In Tampa, Fla., over 150 people attended a free Stop The Killing Tour and community event, organized by the New Black Panther Party of Tampa Bay.
Participants included Connie Burton, a local freedom fighter, BYC (Building Your Community), a non-profit that helps make neighborhoods decent and safe, Chad Muhammad, Min. Farrakhan’s representative at the Muhammad Tampa Study Group, and other organizers and talent.
Minister Hashim Nzinga, national chairman of the New Black Panther Party, was keynote speaker. He praised Min. Farrakhan and his 1989 “Stop the Violence” call. That was the catalyst for the Tampa event, he said.
“The reason our children are killing each other is because they forgot our great history makers who changed the course of the world we live in,” said Min. Nzinga.
In Milwaukee, Fruit of Islam Capt. Dennis Muhammad visited Mercy Memorial Baptist Church in Milwaukee, Wisc., in June to teach and train Peacemakers during his 10,000 Fearless tour.
Six hour workshops consisted of CPR training, self-defense, conflict resolution, non-violent crisis intervention training and the proper handling of people.
At Mosque No. 60 in Nashville, Tn., the 10,000 Fearless ranks are growing.
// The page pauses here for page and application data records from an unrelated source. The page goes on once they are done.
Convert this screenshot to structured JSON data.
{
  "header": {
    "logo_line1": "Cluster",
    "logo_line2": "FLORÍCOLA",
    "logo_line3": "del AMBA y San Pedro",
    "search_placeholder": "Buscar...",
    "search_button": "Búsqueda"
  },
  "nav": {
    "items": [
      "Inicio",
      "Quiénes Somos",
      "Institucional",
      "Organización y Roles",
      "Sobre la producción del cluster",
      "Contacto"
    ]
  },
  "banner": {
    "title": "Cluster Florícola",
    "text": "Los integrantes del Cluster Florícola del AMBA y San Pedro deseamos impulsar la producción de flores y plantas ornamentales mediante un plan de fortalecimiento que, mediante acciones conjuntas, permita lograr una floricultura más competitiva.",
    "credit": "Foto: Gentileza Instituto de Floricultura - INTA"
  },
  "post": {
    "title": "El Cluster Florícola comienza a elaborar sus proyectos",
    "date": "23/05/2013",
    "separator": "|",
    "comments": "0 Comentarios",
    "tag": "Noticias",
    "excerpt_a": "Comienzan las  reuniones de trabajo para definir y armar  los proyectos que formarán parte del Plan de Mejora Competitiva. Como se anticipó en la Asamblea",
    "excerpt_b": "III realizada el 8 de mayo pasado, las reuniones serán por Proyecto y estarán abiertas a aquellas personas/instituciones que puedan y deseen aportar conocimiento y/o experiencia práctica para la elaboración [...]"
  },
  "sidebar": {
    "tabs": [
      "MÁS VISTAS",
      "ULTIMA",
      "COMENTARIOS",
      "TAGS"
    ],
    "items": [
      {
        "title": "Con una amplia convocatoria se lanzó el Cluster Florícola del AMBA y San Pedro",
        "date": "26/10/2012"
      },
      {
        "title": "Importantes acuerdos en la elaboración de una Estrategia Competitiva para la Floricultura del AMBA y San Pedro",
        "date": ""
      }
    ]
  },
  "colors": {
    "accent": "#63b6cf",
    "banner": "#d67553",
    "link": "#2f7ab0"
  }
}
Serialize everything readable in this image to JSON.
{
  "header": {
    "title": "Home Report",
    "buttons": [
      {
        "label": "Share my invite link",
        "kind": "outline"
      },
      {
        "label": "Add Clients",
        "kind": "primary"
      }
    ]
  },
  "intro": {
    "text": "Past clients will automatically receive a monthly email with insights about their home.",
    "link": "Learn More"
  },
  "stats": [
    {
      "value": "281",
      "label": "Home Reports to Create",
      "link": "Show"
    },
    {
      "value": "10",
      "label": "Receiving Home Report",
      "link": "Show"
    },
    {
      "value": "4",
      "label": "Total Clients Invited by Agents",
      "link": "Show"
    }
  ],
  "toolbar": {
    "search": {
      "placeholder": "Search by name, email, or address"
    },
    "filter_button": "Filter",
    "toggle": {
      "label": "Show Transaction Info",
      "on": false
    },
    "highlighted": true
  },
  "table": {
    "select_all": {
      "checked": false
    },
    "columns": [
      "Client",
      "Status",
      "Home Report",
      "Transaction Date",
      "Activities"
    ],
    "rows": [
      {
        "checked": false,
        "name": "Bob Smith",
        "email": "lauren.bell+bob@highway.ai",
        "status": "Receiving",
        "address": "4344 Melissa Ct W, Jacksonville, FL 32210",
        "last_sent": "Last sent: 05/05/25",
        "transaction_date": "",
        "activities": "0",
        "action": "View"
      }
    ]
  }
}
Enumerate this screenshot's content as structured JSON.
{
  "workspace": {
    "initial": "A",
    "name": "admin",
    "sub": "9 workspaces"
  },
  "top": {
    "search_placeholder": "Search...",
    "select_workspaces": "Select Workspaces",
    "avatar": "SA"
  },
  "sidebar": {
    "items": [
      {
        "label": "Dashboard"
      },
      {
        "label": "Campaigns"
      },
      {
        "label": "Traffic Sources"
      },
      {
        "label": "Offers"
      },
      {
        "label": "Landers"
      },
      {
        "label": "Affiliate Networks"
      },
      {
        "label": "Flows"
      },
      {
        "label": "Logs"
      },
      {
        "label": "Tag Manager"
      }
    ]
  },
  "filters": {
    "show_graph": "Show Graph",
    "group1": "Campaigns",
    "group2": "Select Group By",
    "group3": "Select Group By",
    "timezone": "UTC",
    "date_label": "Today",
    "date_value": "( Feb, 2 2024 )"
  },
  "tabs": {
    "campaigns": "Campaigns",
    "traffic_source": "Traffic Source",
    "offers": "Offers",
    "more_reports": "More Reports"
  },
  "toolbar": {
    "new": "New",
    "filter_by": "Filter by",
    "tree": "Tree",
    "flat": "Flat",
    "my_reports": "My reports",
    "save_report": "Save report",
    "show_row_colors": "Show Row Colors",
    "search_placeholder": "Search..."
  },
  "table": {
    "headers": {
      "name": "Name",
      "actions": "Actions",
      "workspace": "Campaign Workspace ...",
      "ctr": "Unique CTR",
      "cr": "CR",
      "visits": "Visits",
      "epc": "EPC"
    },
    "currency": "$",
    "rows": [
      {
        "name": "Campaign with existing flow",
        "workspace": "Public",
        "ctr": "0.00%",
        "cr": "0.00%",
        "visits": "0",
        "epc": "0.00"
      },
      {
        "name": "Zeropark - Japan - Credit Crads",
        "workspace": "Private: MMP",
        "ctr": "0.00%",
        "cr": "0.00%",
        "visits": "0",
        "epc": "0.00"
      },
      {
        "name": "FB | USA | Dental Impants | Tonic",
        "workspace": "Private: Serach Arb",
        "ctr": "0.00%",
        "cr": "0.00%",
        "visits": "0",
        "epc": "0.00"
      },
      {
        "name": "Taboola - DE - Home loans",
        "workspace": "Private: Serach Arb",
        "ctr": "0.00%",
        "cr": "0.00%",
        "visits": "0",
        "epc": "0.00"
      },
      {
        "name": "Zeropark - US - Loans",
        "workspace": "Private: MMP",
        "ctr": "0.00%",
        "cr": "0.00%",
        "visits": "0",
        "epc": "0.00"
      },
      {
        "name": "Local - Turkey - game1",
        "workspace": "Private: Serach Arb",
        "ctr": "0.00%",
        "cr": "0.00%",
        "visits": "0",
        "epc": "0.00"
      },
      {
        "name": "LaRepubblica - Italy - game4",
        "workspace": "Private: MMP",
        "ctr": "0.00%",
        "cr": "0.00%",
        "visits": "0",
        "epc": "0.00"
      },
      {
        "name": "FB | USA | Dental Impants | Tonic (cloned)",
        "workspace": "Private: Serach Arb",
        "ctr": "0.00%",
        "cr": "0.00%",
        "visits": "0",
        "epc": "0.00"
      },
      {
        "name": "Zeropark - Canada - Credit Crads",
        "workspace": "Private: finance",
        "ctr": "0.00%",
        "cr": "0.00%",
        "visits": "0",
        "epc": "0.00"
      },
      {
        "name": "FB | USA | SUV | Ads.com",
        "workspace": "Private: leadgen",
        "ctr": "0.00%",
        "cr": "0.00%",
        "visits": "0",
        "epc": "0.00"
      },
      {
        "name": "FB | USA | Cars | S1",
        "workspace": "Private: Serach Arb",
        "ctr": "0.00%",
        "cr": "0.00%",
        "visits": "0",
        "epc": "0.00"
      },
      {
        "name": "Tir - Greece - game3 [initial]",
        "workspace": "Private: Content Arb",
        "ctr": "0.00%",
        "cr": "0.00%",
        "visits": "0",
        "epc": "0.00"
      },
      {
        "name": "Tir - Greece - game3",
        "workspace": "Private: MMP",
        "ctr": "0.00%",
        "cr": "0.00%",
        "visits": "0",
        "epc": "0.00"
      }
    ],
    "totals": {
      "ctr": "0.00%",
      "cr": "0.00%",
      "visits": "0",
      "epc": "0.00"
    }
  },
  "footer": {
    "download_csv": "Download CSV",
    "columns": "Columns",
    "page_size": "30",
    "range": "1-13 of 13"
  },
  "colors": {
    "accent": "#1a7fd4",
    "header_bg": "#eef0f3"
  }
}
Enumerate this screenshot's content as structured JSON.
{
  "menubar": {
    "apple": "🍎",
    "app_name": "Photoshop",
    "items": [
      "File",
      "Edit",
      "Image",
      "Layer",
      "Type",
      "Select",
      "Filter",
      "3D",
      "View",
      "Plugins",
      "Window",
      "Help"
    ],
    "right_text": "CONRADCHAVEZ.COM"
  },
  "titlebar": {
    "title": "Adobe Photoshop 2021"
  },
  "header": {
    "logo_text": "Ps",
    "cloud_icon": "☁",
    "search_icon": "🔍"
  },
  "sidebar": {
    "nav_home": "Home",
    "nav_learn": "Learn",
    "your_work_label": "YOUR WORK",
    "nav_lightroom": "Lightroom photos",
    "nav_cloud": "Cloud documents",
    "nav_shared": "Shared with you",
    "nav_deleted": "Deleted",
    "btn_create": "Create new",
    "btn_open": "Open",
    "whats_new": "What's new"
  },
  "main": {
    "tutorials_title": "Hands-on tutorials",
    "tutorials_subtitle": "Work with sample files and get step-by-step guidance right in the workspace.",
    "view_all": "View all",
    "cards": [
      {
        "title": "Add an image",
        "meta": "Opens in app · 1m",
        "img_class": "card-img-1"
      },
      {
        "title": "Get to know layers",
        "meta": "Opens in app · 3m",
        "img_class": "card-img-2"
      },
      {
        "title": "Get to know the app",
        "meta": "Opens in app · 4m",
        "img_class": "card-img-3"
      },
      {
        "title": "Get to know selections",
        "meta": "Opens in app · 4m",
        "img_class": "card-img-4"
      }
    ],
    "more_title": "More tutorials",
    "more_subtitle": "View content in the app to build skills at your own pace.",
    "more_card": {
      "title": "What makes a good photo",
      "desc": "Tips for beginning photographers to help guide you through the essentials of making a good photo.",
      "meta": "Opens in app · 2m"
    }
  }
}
Members have started Youth Sunday, with community organizers attending mosque meetings and sharing their vision and the work of the 10,000 Fearless.
Jaffee Judah, president of AAMM LYFE (Anybody Aiming to Motivate Millions), spoke at the meeting.
The former gang member now “Bangs 4 Liberation.” He has turned his life around and now reaches out to help others avoid his mistakes.
Other Youth Sunday speakers have included Amir Muhammad, Tariq Muhammad (who assists with the farming plots at Tennessee State University), Samuel X, and Karimah Muhammad who works with the Local Organizing Committee’s “Money Mob,” which floods Black businesses with patrons.
Tennessee’s 10,000 Fearless activities included Fruit of Islam and Muslim women giving away fans during the hot summer months and a “How to Eat to Live” seminar conducted by Muslim women, who offered healthy dishes and recipes.
(Mahalieka Muhammad of Detroit, Wanda Muhammad of Tampa, Fla., Flarrie K. Muhammad of Nashville, Tenn., Dwayne X of Milwaukee, and Kennata Muhammad of Atlanta, Ga. contributed to this report.)